It’s obvious; Life On Earth is a change of pace for Tiny Vipers‘ Jesy Fortino. From a literal standpoint, the pace hasn’t gone anywhere — every song on Life On Earth is just as slow as anything off Tiny Vipers’ Sub Pop debut, Hands Across The Void. The “pace” that has changed, rather, is Fortino’s demeanor, both in the power and confidence that radiates from her voice in songs like “Development” and in the promotional photos that accompany the promotion of this release.
Fortino’s head isn’t always down, and while the skies remain gray and she’s still clad in black and hues of dark blue… there’s a trace of a smile on her face in one photo, and a glimmer of hope in another. The same follows suit in her songs; when I caught the end of Tiny Vipers at a festival shortly after the release of Hands Across The Void, she was hunched over, inwardly drawn. She was secluded. And I would like to think this change is an opening, a beginning that sees her with expressions. Sure, the emotion is still there, but it’s much more heartfelt with an outward trace of hope and a hint of pending happiness.
To call Fortino’s transformation a progression would be an understatement — she has burst forth from her cocoon to create something both terrifyingly dark, yet filled with mystical hope and awe. And it is no more apparent than on the ten minute epic title track. Likewise, “Time Takes” leads into “Young God” with a subdued, space-y acoustic drones very much in the vein of Windy & Carl but with the verbosity rampant throughout Life On Earth. But perhaps the most endearing track is “Tiger Mountain” thanks to dual harmony vocals.
At virtually every level, no matter how emotive and heartfelt, the power in Fortino’s voice is a beauty that draws out hope that washes away any sorrow you may have.
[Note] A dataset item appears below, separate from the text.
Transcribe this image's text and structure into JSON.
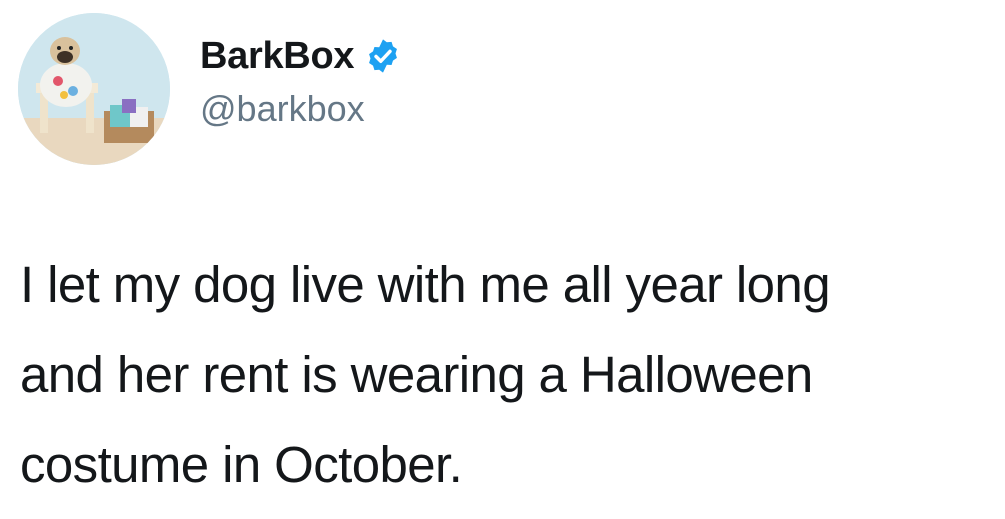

Sub Pop [CD, 2009]
1. Eyes Like Ours
3. Slow Motion
5. Time Takes
6. Young God
7. Life on Earth
9. Tiger Mountain
10. Twilight Property